Stockport-born and Norwich-based author Tom Benn is the winner of the 2022 Sunday Times Charlotte Aitken Young Writer of the Year Award, announced this week. Here, the UEA crime writing lecturer explains how his writing is all about the North – but inspired by living and working in Norwich
What led you to East Anglia and how far do you feel from your Northern roots, here? Did you come to do a Creative Writing MA and then decide to stay?
I was encouraged by a brilliant A-Level English teacher to apply to UEA because of its reputation for English and Creative Writing. I moved from Manchester at 18 and have been here ever since. All my writing is about the North to some degree; and while I go back up regularly, I find the distance useful.
How long have you been teaching at the UEA and does Norwich inspire your work in any way?
I’ve been teaching part-time at UEA for a decade in one capacity or another. So much of my formative reading and writing has happened here. Listening to my students support and shape each other’s works-in-progress is a privilege. My students inspire me by challenging my own ways of seeing and being on the page. Seminar discussions help me to refine my own responses to the texts I love and have given them to read, and to expand the critical contexts in which we frame and enter those texts. I encourage my students to write fiction in response to fiction. Interrogating the whats, hows and whys of a piece of writing is a way for writers to interrogate themselves and their own creative practice. This is how writing responds to the world. First it must look inward and look backward so that it can look outward and look forward.
Is Norwich something of a magnet for writers, do you think?
Yes. We seem to stick around. Norwich is the city to hide out in and write books. Nobody really arrives in Norwich accidentally; you have to want to come here. It’s a regional outlier innovating from the margins, inviting and incubating talent from everywhere. This is why the current neoliberal crisis at UEA is so worrying for the city and beyond. There is a real danger it could damage the future cultural and economic health of the region.
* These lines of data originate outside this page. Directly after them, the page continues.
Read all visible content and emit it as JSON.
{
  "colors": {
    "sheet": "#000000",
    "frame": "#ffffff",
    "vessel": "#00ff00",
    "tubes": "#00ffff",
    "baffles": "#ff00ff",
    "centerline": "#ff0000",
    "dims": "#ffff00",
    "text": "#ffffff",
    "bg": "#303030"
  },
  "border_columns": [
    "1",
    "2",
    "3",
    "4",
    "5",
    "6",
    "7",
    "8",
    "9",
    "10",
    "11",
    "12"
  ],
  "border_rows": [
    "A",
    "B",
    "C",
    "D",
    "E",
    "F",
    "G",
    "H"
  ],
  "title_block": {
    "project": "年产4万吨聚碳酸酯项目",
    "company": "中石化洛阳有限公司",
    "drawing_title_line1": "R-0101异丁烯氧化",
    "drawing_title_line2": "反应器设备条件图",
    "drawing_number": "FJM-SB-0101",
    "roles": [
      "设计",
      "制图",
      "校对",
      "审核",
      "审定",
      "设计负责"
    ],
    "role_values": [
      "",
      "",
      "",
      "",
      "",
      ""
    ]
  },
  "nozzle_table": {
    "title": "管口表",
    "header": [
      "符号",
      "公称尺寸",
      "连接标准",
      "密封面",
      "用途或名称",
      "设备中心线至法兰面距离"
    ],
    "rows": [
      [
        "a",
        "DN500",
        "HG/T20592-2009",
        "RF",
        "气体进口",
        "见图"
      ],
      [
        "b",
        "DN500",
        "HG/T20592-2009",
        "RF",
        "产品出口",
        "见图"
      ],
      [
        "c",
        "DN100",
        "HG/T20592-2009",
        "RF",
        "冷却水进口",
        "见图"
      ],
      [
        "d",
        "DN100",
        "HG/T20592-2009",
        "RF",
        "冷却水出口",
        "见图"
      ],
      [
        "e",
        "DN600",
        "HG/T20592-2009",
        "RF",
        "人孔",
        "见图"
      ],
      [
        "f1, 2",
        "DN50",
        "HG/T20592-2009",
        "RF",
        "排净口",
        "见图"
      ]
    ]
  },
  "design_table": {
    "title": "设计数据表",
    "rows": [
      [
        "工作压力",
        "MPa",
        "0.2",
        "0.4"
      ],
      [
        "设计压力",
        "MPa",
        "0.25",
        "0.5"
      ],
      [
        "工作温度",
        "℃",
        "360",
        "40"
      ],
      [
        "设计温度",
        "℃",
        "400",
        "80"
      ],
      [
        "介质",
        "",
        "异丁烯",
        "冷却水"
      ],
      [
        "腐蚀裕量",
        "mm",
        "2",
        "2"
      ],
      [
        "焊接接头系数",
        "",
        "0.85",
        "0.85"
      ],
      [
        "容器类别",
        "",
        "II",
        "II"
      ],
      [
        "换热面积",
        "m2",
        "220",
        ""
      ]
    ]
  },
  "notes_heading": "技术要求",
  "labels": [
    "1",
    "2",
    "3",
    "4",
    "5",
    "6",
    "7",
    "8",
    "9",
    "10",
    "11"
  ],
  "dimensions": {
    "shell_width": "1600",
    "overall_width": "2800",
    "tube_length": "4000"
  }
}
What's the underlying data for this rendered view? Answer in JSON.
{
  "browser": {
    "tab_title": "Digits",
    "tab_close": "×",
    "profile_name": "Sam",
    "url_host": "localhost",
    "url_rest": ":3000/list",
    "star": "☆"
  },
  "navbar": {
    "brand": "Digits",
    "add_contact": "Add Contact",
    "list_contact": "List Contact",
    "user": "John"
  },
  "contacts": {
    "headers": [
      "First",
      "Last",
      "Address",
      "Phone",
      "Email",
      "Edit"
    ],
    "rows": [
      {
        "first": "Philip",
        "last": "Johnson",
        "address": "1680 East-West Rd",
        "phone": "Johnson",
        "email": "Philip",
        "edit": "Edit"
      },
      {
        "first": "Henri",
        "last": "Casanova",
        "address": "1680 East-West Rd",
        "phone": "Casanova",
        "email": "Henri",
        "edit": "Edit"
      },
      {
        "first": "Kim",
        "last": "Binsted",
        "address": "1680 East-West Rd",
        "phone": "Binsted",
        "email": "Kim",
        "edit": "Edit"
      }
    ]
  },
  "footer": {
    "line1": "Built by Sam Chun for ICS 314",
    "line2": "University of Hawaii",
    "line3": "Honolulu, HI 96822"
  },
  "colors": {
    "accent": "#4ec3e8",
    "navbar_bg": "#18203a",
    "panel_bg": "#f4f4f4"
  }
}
What is it about crime fiction that particularly appeals to you as a genre?
Crime fiction deals with transgression. At its best the genre can serve as a trenchant vehicle to explore social, psychological, ideological, legal, and moral borders; how these borders are established and maintained, violated and redrawn; what they protect and what they deny; who polices them and under whose authority.
What’s Oxblood about?
Oxblood’s about three generations of mothers living together in 1980s’ Wythenshawe, Manchester. The family’s criminal patriarchs might be dead, but their violent legacy haunts these women. It traps them together but keeps them apart. Their home is also literally haunted by the cheerful ghost of a murdered lover.
What does it mean to you to be shortlisted for the Charlotte Aitken Young Writer Award? This isn’t the first time you’ve been shortlisted and longlisted – how important is it to make the list, long or short, as a young writer?
Oxblood took a long time to write and a long time to get published – and so I feel incredibly lucky. So many books slip under the radar. It couldn’t be more surreal and encouraging to be recognised by prize judges whose own writing I admire, and to be shortlisted for an award that has championed so many talented writers whose work means something to me.
Noirwich is returning this year – would you say Norwich is one of the top cities in the world when it comes to celebrating that style of writing?
I co-programme Noirwich Crime Writing Festival with my UEA colleagues Professor Henry Sutton and Dr Nathan Ashman, alongside an amazing Arts & Humanities events team. September 2023 sees Noirwich celebrate its tenth anniversary, and we’re curating our boldest line-up yet: one that represents the genre vanguard. We’re looking at where crime writing is today and where it might be going in the future. Look out for festival announcements soon on social media. I also teach on UEA’s part-time MA in Crime Fiction. Students write crime novels over two years. We’ve had two dozen published graduates since 2017, many of them award winners. So, yes: there’s something about the Fine City that seems to champion a life of crime.
What’s next for you? Your next book is in a nightclub? A northern nightclub – or has Norwich nightlife inspired you in any way?
My next novel, to misquote Collette, is about dancing, light, freedom, music – and northern ghosts. It’s framed around a Manchester nightclub. However, I did work in Norwich clubs on Prince of Wales Road as a student. Those experiences will no doubt fold into the novel in some way, somehow.
Featured image of Tom Benn, by Beth Moseley Photography